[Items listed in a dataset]
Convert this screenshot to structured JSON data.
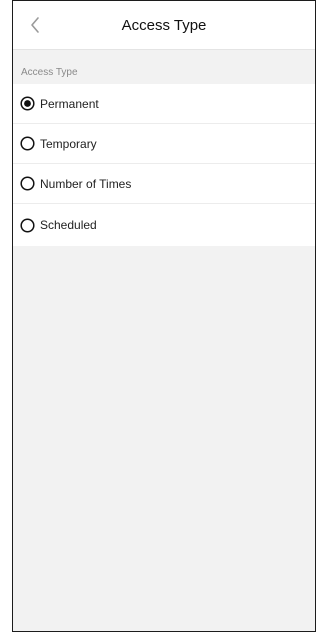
{
  "nav": {
    "title": "Access Type",
    "back_icon": "chevron-left-icon"
  },
  "section": {
    "label": "Access Type"
  },
  "options": [
    {
      "label": "Permanent",
      "selected": true
    },
    {
      "label": "Temporary",
      "selected": false
    },
    {
      "label": "Number of Times",
      "selected": false
    },
    {
      "label": "Scheduled",
      "selected": false
    }
  ],
  "colors": {
    "background": "#f2f2f2",
    "surface": "#ffffff",
    "text": "#222222",
    "secondary_text": "#8a8a8a",
    "radio": "#111111"
  }
}
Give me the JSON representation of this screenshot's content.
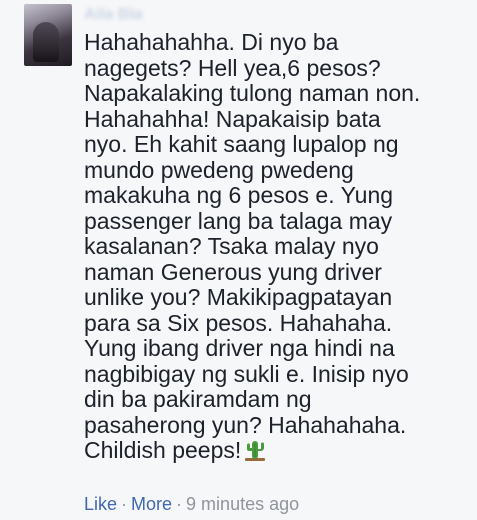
{
  "comment": {
    "author_name": "Aila Bla",
    "text": "Hahahahahha. Di nyo ba\nnagegets? Hell yea,6 pesos?\nNapakalaking tulong naman non.\nHahahahha! Napakaisip bata\nnyo. Eh kahit saang lupalop ng\nmundo pwedeng pwedeng\nmakakuha ng 6 pesos e. Yung\npassenger lang ba talaga may\nkasalanan? Tsaka malay nyo\nnaman Generous yung driver\nunlike you? Makikipagpatayan\npara sa Six pesos. Hahahaha.\nYung ibang driver nga hindi na\nnagbibigay ng sukli e. Inisip nyo\ndin ba pakiramdam ng\npasaherong yun? Hahahahaha.\nChildish peeps!",
    "emoji_icon": "cactus-icon"
  },
  "footer": {
    "like_label": "Like",
    "separator": "·",
    "more_label": "More",
    "timestamp": "9 minutes ago"
  },
  "colors": {
    "link": "#4267b2",
    "meta": "#90949c",
    "text": "#1d2129",
    "background": "#f6f7f9"
  }
}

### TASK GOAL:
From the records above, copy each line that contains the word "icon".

### TASK RESULT:
    "back_icon": "chevron-left-icon"
    "emoji_icon": "cactus-icon"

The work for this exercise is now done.